So vegans and whole-food plant-based dieters are getting more than enough protein. But what about the protein itself? Isn’t it common knowledge that whole-food plant-based and vegan protein sources are inferior, because they don’t provide the full range of essential amino acids found in animal products? Well, it might be “common knowledge,” but it’s also a complete and total myth.
The idea that plant protein is incomplete or inferior originally came from Diet for a Small Planet, a book published in 1971 by Frances Moore Lappé, where she cautioned readers to combine various plant-based protein sources to ensure a “complete” amino acids protein profile. The book was a major success, and the “incomplete” plant protein became firmly affixed in the public psyche. Pretty straightforward, right?
Except that a decade later, Frances Moore Lappé had reviewed her research and reevaluated her opinion. She admitted that in trying to dispel one myth (that meat is the only viable protein source), she inadvertabtly founded another myth (that vegetarian proteins lack essential amino acids). In a 1981 revised edition of her book, she removed references to incomplete proteins and protein complementation, and added a section clarifying her mistake. But the damage was done, and despite there being no reputable evidence to back up the theory, people still hold on to the mistaken idea that plant protein can’t measure up to animal protein.

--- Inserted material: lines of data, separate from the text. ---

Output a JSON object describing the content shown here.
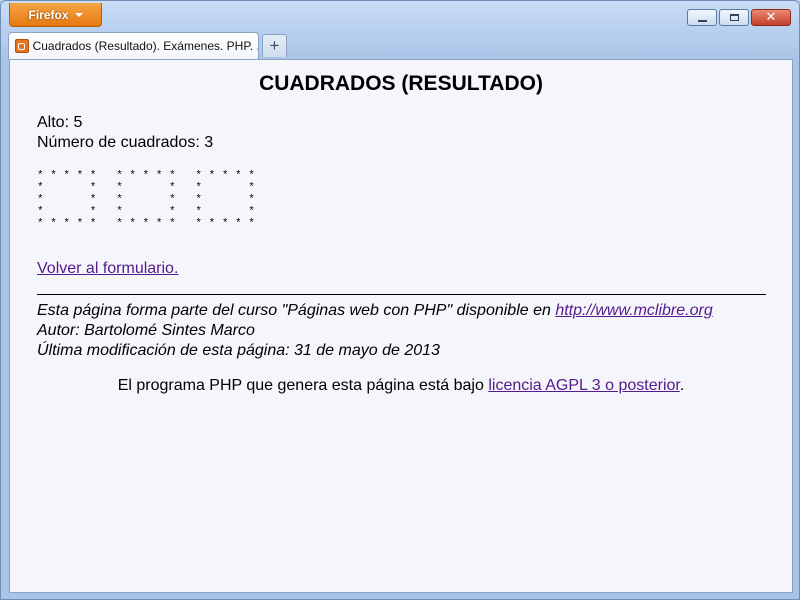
{
  "window": {
    "menu_button": "Firefox",
    "controls": {
      "minimize": "minimize",
      "maximize": "maximize",
      "close": "close"
    }
  },
  "tabs": [
    {
      "label": "Cuadrados (Resultado). Exámenes. PHP. ..."
    }
  ],
  "page": {
    "title": "CUADRADOS (RESULTADO)",
    "alto_line": "Alto: 5",
    "count_line": "Número de cuadrados: 3",
    "squares_art": "* * * * *   * * * * *   * * * * *\n*       *   *       *   *       *\n*       *   *       *   *       *\n*       *   *       *   *       *\n* * * * *   * * * * *   * * * * *",
    "back_link": "Volver al formulario.",
    "footer": {
      "line1_prefix": "Esta página forma parte del curso \"Páginas web con PHP\" disponible en ",
      "line1_link": "http://www.mclibre.org",
      "line2": "Autor: Bartolomé Sintes Marco",
      "line3": "Última modificación de esta página: 31 de mayo de 2013"
    },
    "license": {
      "prefix": "El programa PHP que genera esta página está bajo ",
      "link": "licencia AGPL 3 o posterior",
      "suffix": "."
    }
  },
  "colors": {
    "firefox_button": "#e47812",
    "link": "#551a8b",
    "content_bg": "#f5f6fb",
    "close_button": "#c3402a"
  },
  "icons": {
    "menu_caret": "chevron-down-icon",
    "tab_favicon": "xampp-icon",
    "new_tab": "plus-icon"
  }
}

The truth is that all protein comes from the same two sources: the sun and the soil. And whether where getting our protein from the plants that get it from the sun and the soil, or the animals that eat the plants that get it from the sun and the soil, the amino acids are the same.

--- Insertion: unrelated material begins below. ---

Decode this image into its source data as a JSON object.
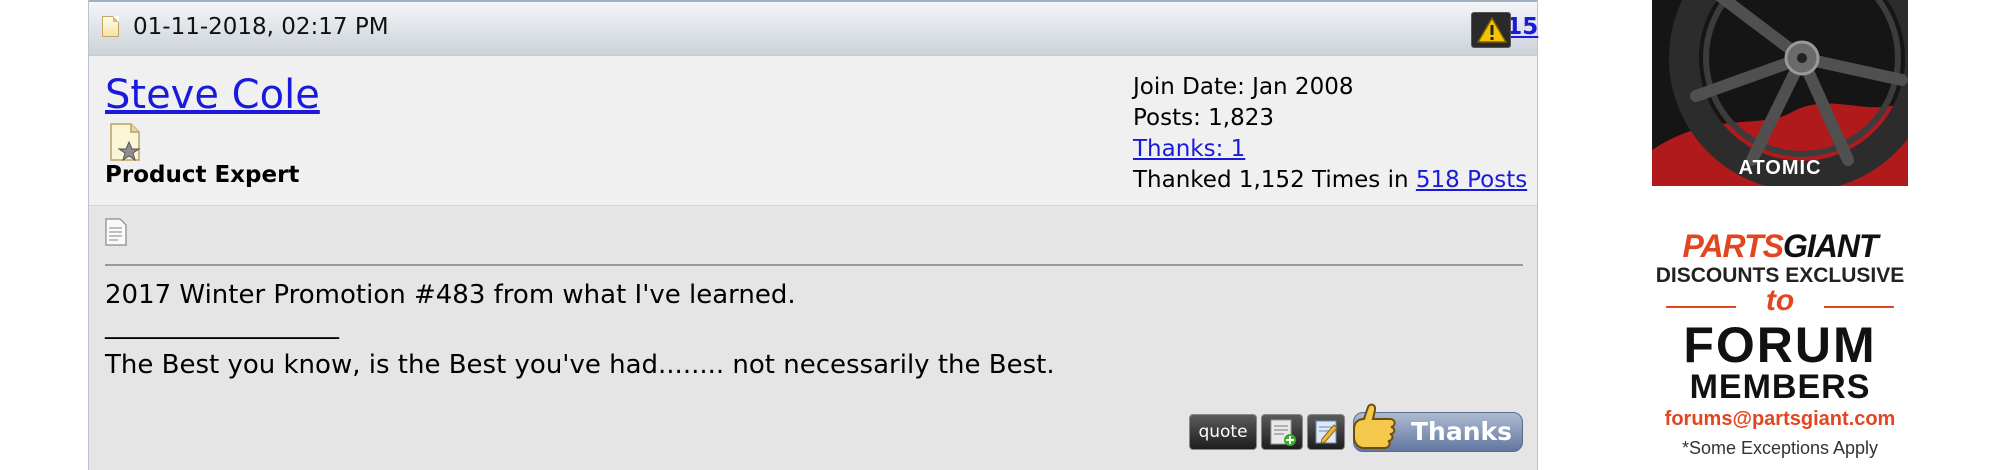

Plant-based proteins are complete proteins. It’s as simple as that. Whole-food plant-based and vegan protein sources are looking better and better. Plants provide the protein without all of the artery clogging saturated fats. Oh, and certain processed red meats have been shown to be potentially cancer causing.
If you’re eating a healthy range of plant-based foods, you’ll be giving your body the nutrients it needs. We can’t stress this enough. You don’t need to be combing through nutrition labels or planning recipes around specific nutrient intakes. The whole-food plant-based diet provides.

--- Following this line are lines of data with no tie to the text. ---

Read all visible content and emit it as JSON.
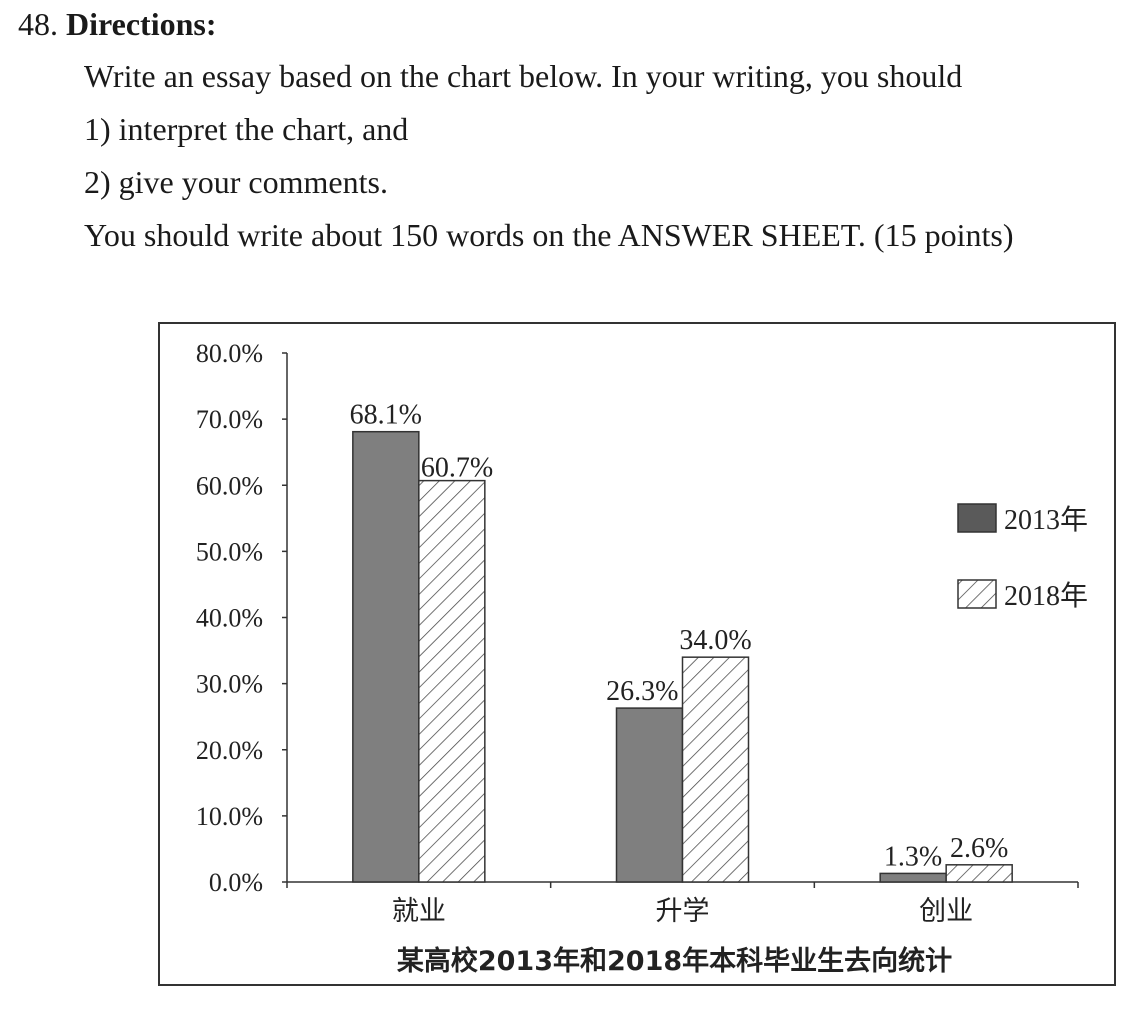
{
  "question": {
    "number": "48.",
    "heading": "Directions:",
    "lines": [
      "Write an essay based on the chart below. In your writing, you should",
      "1) interpret the chart, and",
      "2) give your comments.",
      "You should write about 150 words on the ANSWER SHEET. (15 points)"
    ]
  },
  "chart_data": {
    "type": "bar",
    "title": "某高校2013年和2018年本科毕业生去向统计",
    "categories": [
      "就业",
      "升学",
      "创业"
    ],
    "series": [
      {
        "name": "2013年",
        "values": [
          68.1,
          26.3,
          1.3
        ],
        "labels": [
          "68.1%",
          "26.3%",
          "1.3%"
        ],
        "fill": "solid",
        "color": "#7f7f7f"
      },
      {
        "name": "2018年",
        "values": [
          60.7,
          34.0,
          2.6
        ],
        "labels": [
          "60.7%",
          "34.0%",
          "2.6%"
        ],
        "fill": "hatched",
        "color": "#ffffff"
      }
    ],
    "ylim": [
      0,
      80
    ],
    "yticks": [
      "0.0%",
      "10.0%",
      "20.0%",
      "30.0%",
      "40.0%",
      "50.0%",
      "60.0%",
      "70.0%",
      "80.0%"
    ],
    "xlabel": "",
    "ylabel": "",
    "legend": "right",
    "grid": false
  }
}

Still, it’s nice to know what you’re getting. So, if you’re interested in the specifics, here’s a quick reference for you detailing how many grams of protein a can be found in a variety of natural, protein-rich vegetarian foods:
These are only a few of the many sources of protein for vegans and those following a whole-food plant-based lifestyle. And as you can see, if you’re eating these (and similar) foods, you shouldn’t be having any trouble hitting your daily protein recommendations.
We may primarily associate protein with animal sources, but the reality is that when it comes to the building blocks of the body, plants aren’t lacking at all. So go ahead and enjoy your favorite whole-food plant-based recipes, and don’t bother with the calculator. If you’re eating healthy, whole plant-based foods, then you’re giving your body everything it needs.
That’s how vegans get protein.